INSTRUCTIONS TO FOLLOW.
Repeat the data verbatim, images excluded.

Data items.
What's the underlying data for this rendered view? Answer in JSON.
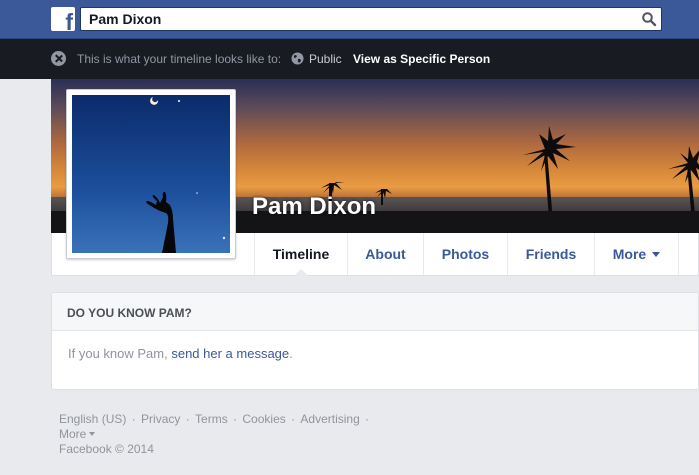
{
  "search": {
    "value": "Pam Dixon"
  },
  "viewbar": {
    "message": "This is what your timeline looks like to:",
    "audience": "Public",
    "view_as": "View as Specific Person"
  },
  "profile": {
    "name": "Pam Dixon"
  },
  "nav": {
    "tabs": [
      {
        "label": "Timeline",
        "active": true
      },
      {
        "label": "About"
      },
      {
        "label": "Photos"
      },
      {
        "label": "Friends"
      },
      {
        "label": "More"
      }
    ]
  },
  "card": {
    "title": "DO YOU KNOW PAM?",
    "text_before": "If you know Pam,",
    "link": "send her a message",
    "text_after": "."
  },
  "footer": {
    "links": [
      "English (US)",
      "Privacy",
      "Terms",
      "Cookies",
      "Advertising"
    ],
    "more": "More",
    "copyright": "Facebook © 2014"
  },
  "colors": {
    "brand": "#3b5998",
    "link": "#3b5998",
    "viewbar_bg": "#181b22"
  },
  "icons": [
    "facebook-logo",
    "search-icon",
    "close-icon",
    "globe-icon",
    "chevron-down-icon"
  ]
}
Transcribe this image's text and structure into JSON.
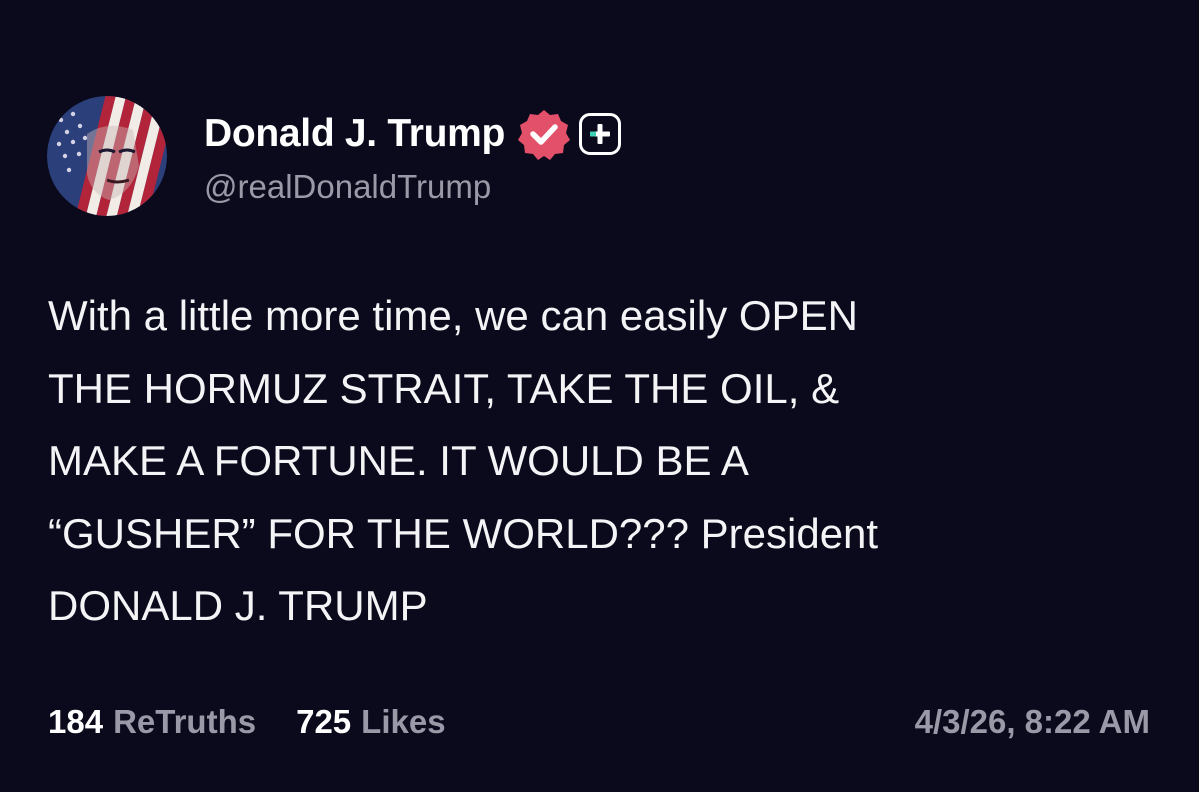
{
  "colors": {
    "background": "#0b0a1c",
    "text_primary": "#ffffff",
    "text_secondary": "#9a99a8",
    "verified_badge": "#e3506a"
  },
  "author": {
    "display_name": "Donald J. Trump",
    "handle": "@realDonaldTrump",
    "avatar_icon": "flag-portrait-avatar",
    "verified_icon": "verified-badge-icon",
    "subscription_icon": "plus-badge-icon"
  },
  "post": {
    "lines": [
      "With a little more time, we can easily OPEN",
      "THE HORMUZ STRAIT, TAKE THE OIL, &",
      "MAKE A FORTUNE. IT WOULD BE A",
      "“GUSHER” FOR THE WORLD??? President",
      "DONALD J. TRUMP"
    ]
  },
  "stats": {
    "retruths_count": "184",
    "retruths_label": "ReTruths",
    "likes_count": "725",
    "likes_label": "Likes",
    "timestamp": "4/3/26, 8:22 AM"
  }
}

ANSWER TO THE PROBLEM.
What's the underlying data for this rendered view? Answer in JSON.
{
  "search": {
    "value": "Pam Dixon"
  },
  "viewbar": {
    "message": "This is what your timeline looks like to:",
    "audience": "Public",
    "view_as": "View as Specific Person"
  },
  "profile": {
    "name": "Pam Dixon"
  },
  "nav": {
    "tabs": [
      {
        "label": "Timeline",
        "active": true
      },
      {
        "label": "About"
      },
      {
        "label": "Photos"
      },
      {
        "label": "Friends"
      },
      {
        "label": "More"
      }
    ]
  },
  "card": {
    "title": "DO YOU KNOW PAM?",
    "text_before": "If you know Pam,",
    "link": "send her a message",
    "text_after": "."
  },
  "footer": {
    "links": [
      "English (US)",
      "Privacy",
      "Terms",
      "Cookies",
      "Advertising"
    ],
    "more": "More",
    "copyright": "Facebook © 2014"
  },
  "colors": {
    "brand": "#3b5998",
    "link": "#3b5998",
    "viewbar_bg": "#181b22"
  },
  "icons": [
    "facebook-logo",
    "search-icon",
    "close-icon",
    "globe-icon",
    "chevron-down-icon"
  ]
}
Transcribe this image's text and structure into JSON.
{
  "colors": {
    "background": "#0b0a1c",
    "text_primary": "#ffffff",
    "text_secondary": "#9a99a8",
    "verified_badge": "#e3506a"
  },
  "author": {
    "display_name": "Donald J. Trump",
    "handle": "@realDonaldTrump",
    "avatar_icon": "flag-portrait-avatar",
    "verified_icon": "verified-badge-icon",
    "subscription_icon": "plus-badge-icon"
  },
  "post": {
    "lines": [
      "With a little more time, we can easily OPEN",
      "THE HORMUZ STRAIT, TAKE THE OIL, &",
      "MAKE A FORTUNE. IT WOULD BE A",
      "“GUSHER” FOR THE WORLD??? President",
      "DONALD J. TRUMP"
    ]
  },
  "stats": {
    "retruths_count": "184",
    "retruths_label": "ReTruths",
    "likes_count": "725",
    "likes_label": "Likes",
    "timestamp": "4/3/26, 8:22 AM"
  }
}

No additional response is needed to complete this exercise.